The recent incident in JNU, in which students shouted slogans calling for the destruction of India, brings to question the very fabric of our Constitution. Maybe it's time to write a new one. Agreed that India is a democratic country that believes in the freedom of speech, but does it mean that we have to tolerate slogans that ask for "Bharat ki barbadi"? This is not the first such incident in recent memory that has forced us to evaluate our constitutional basics. Whether you see them as spontaneous events or as somehow engineered for political gains in 2019, the last few months have been downright unpleasant. Believe it or not, India is at war, a war does not involve weapons but words, principles and beliefs about what is right or wrong.
Spearheaded by 22-year Hardik Patel, who single-handedly took Gujarat politics by storm, the Patidar Movement saw thousands join hands against the government with slogans such as "Jai Sardar, Jai Patidar" in their demand for OBC status.
India is a democratic country that believes in the freedom of speech, but does it mean that we have to tolerate slogans that ask for "Bharat ki barbadi"?
In fact, the movement was so intense that Section 144 was imposed in cities such as Surat, Mehsana, Ahmedabad and Rajkot. Gujarat CM Anandiben Patel had to call military support to put an end to riots. While the situation in Gujarat was termed as unconstitutional on the grounds that people were not allowed to register their protest, others took pot-shots at PM Narendra Modi citing the failure of Gujarat model. Finally, Hardik Patel was arrested in Rajkot by the Gujarat government on charges that he insulted India by inverting the national flag and using anti-nationalist language in front of crowds.
Call it an unfortunate aberration or a ploy to derail BJP-led NDA to win Bihar, a Muslim man was lynched because he was rumoured to have stored beef in his home in Dadri, Uttar Pradesh. Soon, politicians were flocking to his house to offer their condolences even as they slammed the BJP government for promoting intolerance towards minorities. This was during the time when various states had supported a ban on beef, resulting in protests from other quarters. The Dadri incident caused a lot of vitriol towards Modi and his government, with the anger fuelled by the Prime Minister's silence on the matter. This attitude coupled with the strength of the Mahagathbandhan made the BJP-led NDA face the bitter truth during the Bihar elections.
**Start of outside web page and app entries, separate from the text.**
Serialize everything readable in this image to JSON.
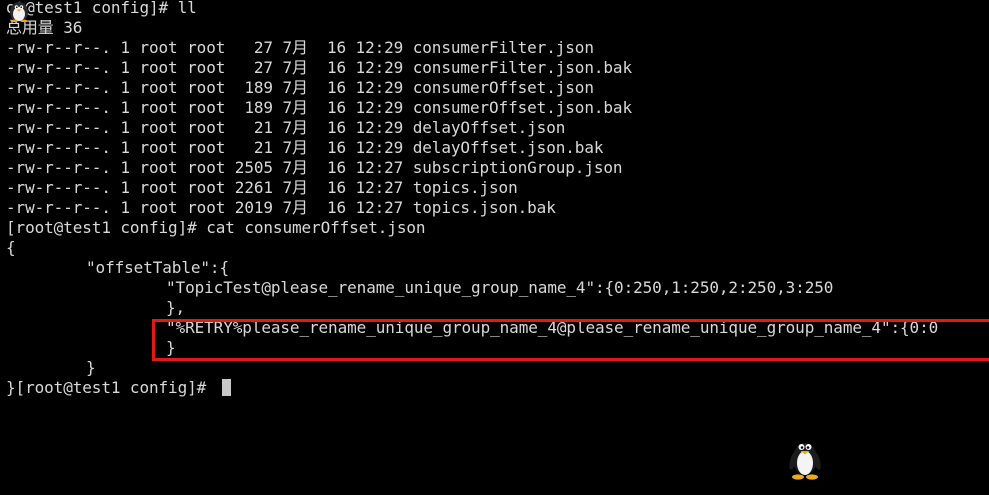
{
  "terminal": {
    "cursor_visible": true,
    "lines": [
      {
        "text": "ot@test1 config]# ll",
        "indent": 0
      },
      {
        "text": "总用量 36",
        "indent": 0
      },
      {
        "text": "-rw-r--r--. 1 root root   27 7月  16 12:29 consumerFilter.json",
        "indent": 0
      },
      {
        "text": "-rw-r--r--. 1 root root   27 7月  16 12:29 consumerFilter.json.bak",
        "indent": 0
      },
      {
        "text": "-rw-r--r--. 1 root root  189 7月  16 12:29 consumerOffset.json",
        "indent": 0
      },
      {
        "text": "-rw-r--r--. 1 root root  189 7月  16 12:29 consumerOffset.json.bak",
        "indent": 0
      },
      {
        "text": "-rw-r--r--. 1 root root   21 7月  16 12:29 delayOffset.json",
        "indent": 0
      },
      {
        "text": "-rw-r--r--. 1 root root   21 7月  16 12:29 delayOffset.json.bak",
        "indent": 0
      },
      {
        "text": "-rw-r--r--. 1 root root 2505 7月  16 12:27 subscriptionGroup.json",
        "indent": 0
      },
      {
        "text": "-rw-r--r--. 1 root root 2261 7月  16 12:27 topics.json",
        "indent": 0
      },
      {
        "text": "-rw-r--r--. 1 root root 2019 7月  16 12:27 topics.json.bak",
        "indent": 0
      },
      {
        "text": "[root@test1 config]# cat consumerOffset.json",
        "indent": 0
      },
      {
        "text": "{",
        "indent": 0
      },
      {
        "text": "\"offsetTable\":{",
        "indent": 1
      },
      {
        "text": "\"TopicTest@please_rename_unique_group_name_4\":{0:250,1:250,2:250,3:250",
        "indent": 2
      },
      {
        "text": "},",
        "indent": 2
      },
      {
        "text": "\"%RETRY%please_rename_unique_group_name_4@please_rename_unique_group_name_4\":{0:0",
        "indent": 2
      },
      {
        "text": "}",
        "indent": 2
      },
      {
        "text": "}",
        "indent": 1
      },
      {
        "text": "}[root@test1 config]# ",
        "indent": 0
      }
    ]
  },
  "annotation": {
    "color": "#e01919"
  },
  "colors": {
    "background": "#000000",
    "foreground": "#d8d8d8"
  },
  "icons": {
    "top_left": "tux-penguin-icon",
    "mascot": "tux-penguin-icon"
  }
}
Bollywood's entry into the intolerance debate
After the Dadri incident and Bihar elections, Bollywood star Aamir Khan said during a public event that his wife thought of moving out from India because of increasing intolerance in the county. This attracted a lot of heat on social media. Things got so bad that Khan lost both popular support and advertising endorsements. He was allegedly removed as the brand ambassador of Incredible India and Snapdeal. Things got so bad for him that he had to clarify his stance through an open letter. A handful of politicians even asked him to shift to countries like Saudi Arabia or Pakistan.
Meanwhile, Shah Rukh Khan and Karan Johar also made similar comments and had to face the music from politicians as well as angry social media users. This was the time when the line dividing the freedom of speech and insulting the nation was erased.
Suicide of Rohith Vemula
The suicide of Rohith Vemula brought BJP's HRD Minister Smriti Irani under fire. Rohith, a Dalit student of Hyderabad University, had allegedly been suspended from the hostel for engaging in activities that the MHRD had dubbed as "anti-national". In the aftermath, much like the Dadri incident, politicians like Arvind Kejriwal and Rahul Gandhi swooped in to express their sympathies and gain political mileage. When PM Narendra Modi came to address students in Hyderabad, he was welcomed with black flags and slogans such as "Justice for Rohith." Students in pockets of Delhi and Mumbai also marched across the city demanding justice for the student.Suggest a correction